It wasn’t until 2016 actually that I learned to swim. I signed up for a triathlon with about 6 weeks notice and the first thing I did was go and take swimming lessons. You know that old adage about how “You don’t know what you don’t know”? That was so true for me. I had no idea how bad of a swimmer I was until I went for those lessons. And then I worked very hard at becoming a better swimmer. And now I can honestly say that not only am I a pretty decent swimmer, but that I enjoy swimming as both a form of exercise AND recreation.

And nowadays I also enjoy the beach, because of the sunshine. That’s something that living in London taught me. Before I lived in Old Blighty I did almost everything I could to avoid direct sunlight. I *always* opted for shade. Except for when I golfed. But after I moved to thje Big Smoke I took any opportunity J could to just bake in the sun. I guess that’s what living in the gray-est country on earth will do to you.

And now I’m a beach rat. An unapologetic beach rat.
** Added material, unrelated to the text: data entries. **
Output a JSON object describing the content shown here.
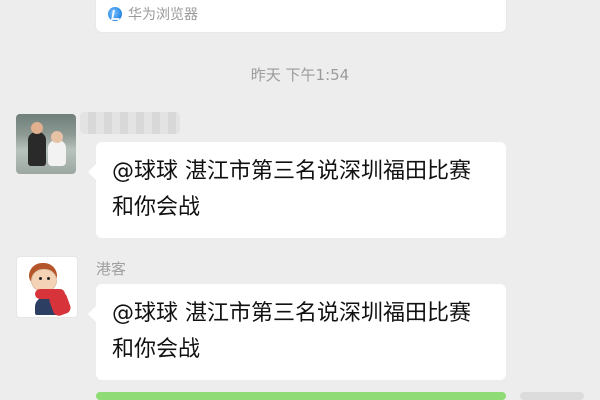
{
  "top_card": {
    "source": "华为浏览器",
    "source_icon": "browser-icon"
  },
  "timestamp": "昨天 下午1:54",
  "messages": [
    {
      "sender": "",
      "avatar_icon": "avatar-photo",
      "text": "@球球  湛江市第三名说深圳福田比赛和你会战"
    },
    {
      "sender": "港客",
      "avatar_icon": "avatar-cartoon",
      "text": "@球球  湛江市第三名说深圳福田比赛和你会战"
    }
  ],
  "colors": {
    "background": "#ededed",
    "bubble": "#ffffff",
    "timestamp_text": "#9b9b9b",
    "accent_green": "#8fdb75"
  }
}
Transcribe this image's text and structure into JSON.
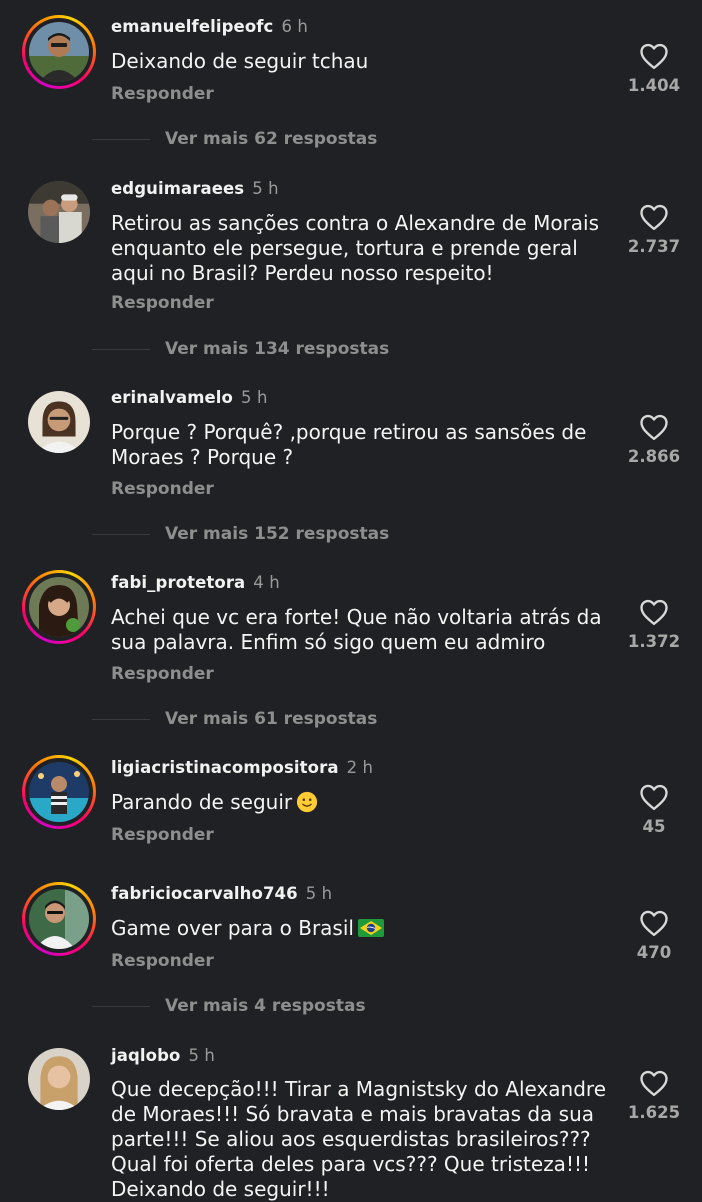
{
  "comments": [
    {
      "username": "emanuelfelipeofc",
      "time": "6 h",
      "text": "Deixando de seguir tchau",
      "reply_label": "Responder",
      "likes": "1.404",
      "more_replies": "Ver mais 62 respostas",
      "avatar_ring": true
    },
    {
      "username": "edguimaraees",
      "time": "5 h",
      "text": "Retirou as sanções contra o Alexandre de Morais enquanto ele persegue, tortura e prende geral aqui no Brasil? Perdeu nosso respeito!",
      "reply_label": "Responder",
      "likes": "2.737",
      "more_replies": "Ver mais 134 respostas",
      "avatar_ring": false
    },
    {
      "username": "erinalvamelo",
      "time": "5 h",
      "text": "Porque ? Porquê? ,porque retirou as sansões de Moraes ? Porque ?",
      "reply_label": "Responder",
      "likes": "2.866",
      "more_replies": "Ver mais 152 respostas",
      "avatar_ring": false
    },
    {
      "username": "fabi_protetora",
      "time": "4 h",
      "text": "Achei que vc era forte! Que não voltaria atrás da sua palavra. Enfim só sigo quem eu admiro",
      "reply_label": "Responder",
      "likes": "1.372",
      "more_replies": "Ver mais 61 respostas",
      "avatar_ring": true
    },
    {
      "username": "ligiacristinacompositora",
      "time": "2 h",
      "text": "Parando de seguir",
      "emoji": "slightly-smiling-face",
      "reply_label": "Responder",
      "likes": "45",
      "avatar_ring": true
    },
    {
      "username": "fabriciocarvalho746",
      "time": "5 h",
      "text": "Game over para o Brasil",
      "emoji": "brazil-flag",
      "reply_label": "Responder",
      "likes": "470",
      "more_replies": "Ver mais 4 respostas",
      "avatar_ring": true
    },
    {
      "username": "jaqlobo",
      "time": "5 h",
      "text": "Que decepção!!! Tirar a Magnistsky do Alexandre de Moraes!!! Só bravata e mais bravatas da sua parte!!! Se aliou aos esquerdistas brasileiros??? Qual foi oferta deles para vcs??? Que tristeza!!! Deixando de seguir!!!",
      "likes": "1.625",
      "avatar_ring": false
    }
  ],
  "colors": {
    "background": "#202124",
    "secondary_text": "#8e8e8e",
    "ring_gradient": [
      "#d300c5",
      "#ff0069",
      "#ff7a00",
      "#ffd600"
    ]
  },
  "icons": [
    "heart-outline-icon",
    "slightly-smiling-face-emoji",
    "brazil-flag-emoji"
  ]
}
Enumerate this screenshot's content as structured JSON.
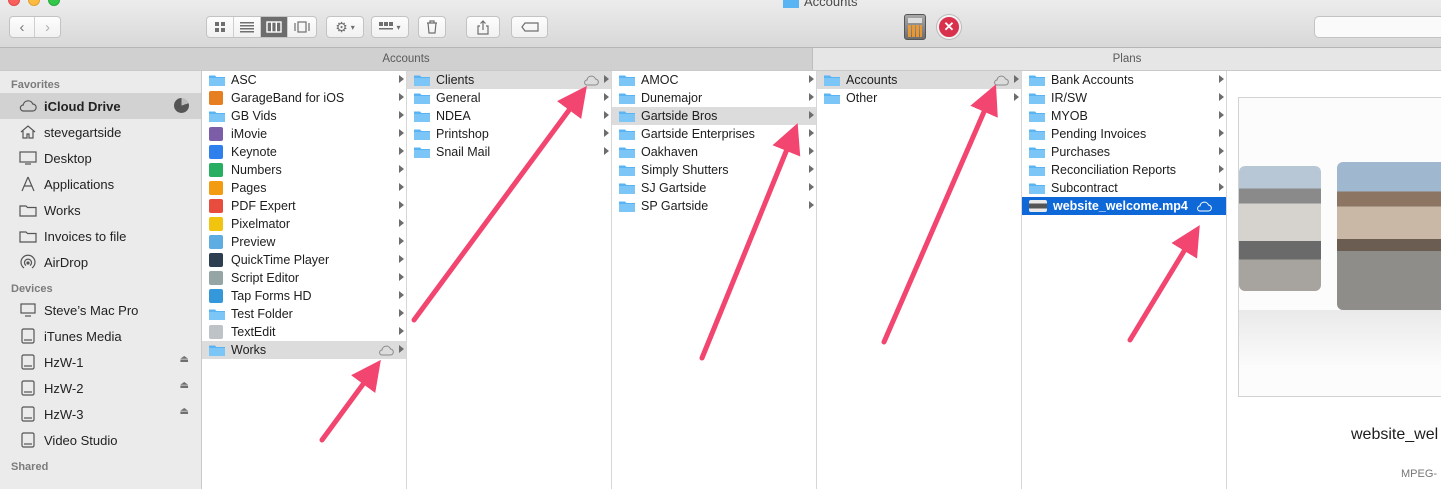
{
  "window": {
    "title": "Accounts",
    "toolbar": {
      "back_icon": "chevron-left-icon",
      "forward_icon": "chevron-right-icon",
      "view_modes": [
        "icon-view-icon",
        "list-view-icon",
        "column-view-icon",
        "cover-flow-icon"
      ],
      "active_view": "column-view-icon",
      "actions": [
        "gear-icon",
        "arrange-icon",
        "trash-icon",
        "share-icon",
        "tag-icon"
      ],
      "app_icons": [
        "calculator-icon",
        "skitch-icon"
      ]
    }
  },
  "path_headers": {
    "left": "Accounts",
    "right": "Plans"
  },
  "sidebar": {
    "sections": [
      {
        "title": "Favorites",
        "items": [
          {
            "label": "iCloud Drive",
            "icon": "icloud-icon",
            "selected": true,
            "extra": "storage-pie-icon"
          },
          {
            "label": "stevegartside",
            "icon": "home-icon"
          },
          {
            "label": "Desktop",
            "icon": "desktop-icon"
          },
          {
            "label": "Applications",
            "icon": "applications-icon"
          },
          {
            "label": "Works",
            "icon": "folder-icon"
          },
          {
            "label": "Invoices to file",
            "icon": "folder-icon"
          },
          {
            "label": "AirDrop",
            "icon": "airdrop-icon"
          }
        ]
      },
      {
        "title": "Devices",
        "items": [
          {
            "label": "Steve’s Mac Pro",
            "icon": "computer-icon"
          },
          {
            "label": "iTunes Media",
            "icon": "disk-icon"
          },
          {
            "label": "HzW-1",
            "icon": "disk-icon",
            "eject": true
          },
          {
            "label": "HzW-2",
            "icon": "disk-icon",
            "eject": true
          },
          {
            "label": "HzW-3",
            "icon": "disk-icon",
            "eject": true
          },
          {
            "label": "Video Studio",
            "icon": "disk-icon"
          }
        ]
      },
      {
        "title": "Shared",
        "items": []
      }
    ]
  },
  "columns": [
    {
      "items": [
        {
          "label": "ASC",
          "icon": "folder"
        },
        {
          "label": "GarageBand for iOS",
          "icon": "app",
          "color": "#e67e22"
        },
        {
          "label": "GB Vids",
          "icon": "folder"
        },
        {
          "label": "iMovie",
          "icon": "app",
          "color": "#7b5ea7"
        },
        {
          "label": "Keynote",
          "icon": "app",
          "color": "#2f80ed"
        },
        {
          "label": "Numbers",
          "icon": "app",
          "color": "#27ae60"
        },
        {
          "label": "Pages",
          "icon": "app",
          "color": "#f39c12"
        },
        {
          "label": "PDF Expert",
          "icon": "app",
          "color": "#e74c3c"
        },
        {
          "label": "Pixelmator",
          "icon": "app",
          "color": "#f1c40f"
        },
        {
          "label": "Preview",
          "icon": "app",
          "color": "#5dade2"
        },
        {
          "label": "QuickTime Player",
          "icon": "app",
          "color": "#2c3e50"
        },
        {
          "label": "Script Editor",
          "icon": "app",
          "color": "#95a5a6"
        },
        {
          "label": "Tap Forms HD",
          "icon": "app",
          "color": "#3498db"
        },
        {
          "label": "Test Folder",
          "icon": "folder"
        },
        {
          "label": "TextEdit",
          "icon": "app",
          "color": "#bdc3c7"
        },
        {
          "label": "Works",
          "icon": "folder",
          "state": "hl",
          "cloud": true
        }
      ]
    },
    {
      "items": [
        {
          "label": "Clients",
          "icon": "folder",
          "state": "hl",
          "cloud": true
        },
        {
          "label": "General",
          "icon": "folder"
        },
        {
          "label": "NDEA",
          "icon": "folder"
        },
        {
          "label": "Printshop",
          "icon": "folder"
        },
        {
          "label": "Snail Mail",
          "icon": "folder"
        }
      ]
    },
    {
      "items": [
        {
          "label": "AMOC",
          "icon": "folder"
        },
        {
          "label": "Dunemajor",
          "icon": "folder"
        },
        {
          "label": "Gartside Bros",
          "icon": "folder",
          "state": "hl"
        },
        {
          "label": "Gartside Enterprises",
          "icon": "folder"
        },
        {
          "label": "Oakhaven",
          "icon": "folder"
        },
        {
          "label": "Simply Shutters",
          "icon": "folder"
        },
        {
          "label": "SJ Gartside",
          "icon": "folder"
        },
        {
          "label": "SP Gartside",
          "icon": "folder"
        }
      ]
    },
    {
      "items": [
        {
          "label": "Accounts",
          "icon": "folder",
          "state": "hl",
          "cloud": true
        },
        {
          "label": "Other",
          "icon": "folder"
        }
      ]
    },
    {
      "items": [
        {
          "label": "Bank Accounts",
          "icon": "folder"
        },
        {
          "label": "IR/SW",
          "icon": "folder"
        },
        {
          "label": "MYOB",
          "icon": "folder"
        },
        {
          "label": "Pending Invoices",
          "icon": "folder"
        },
        {
          "label": "Purchases",
          "icon": "folder"
        },
        {
          "label": "Reconciliation Reports",
          "icon": "folder"
        },
        {
          "label": "Subcontract",
          "icon": "folder"
        },
        {
          "label": "website_welcome.mp4",
          "icon": "video",
          "state": "sel",
          "cloud": true,
          "file": true
        }
      ]
    }
  ],
  "preview": {
    "file_name": "website_wel",
    "kind": "MPEG-"
  },
  "colors": {
    "selection": "#0f68d8",
    "highlight": "#dcdcdc",
    "folder": "#5ab4f3",
    "annotation_arrow": "#f2456f"
  }
}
I take every opportunity I can to pay out in the sun. Which means I find myself at beaches or pools or summertime rooftops in the city with shocking regularity. And this year I decided to skip out on the cold entirely and to Winter In  Los Angels. And take up surfing. And guess what? It’s so much fucking harder than it looks. But I’m getting there. One day, and one paddle at a time. And you wanna know the irony? The water here in the winter is fucking FREEZING.

But I won’t back down.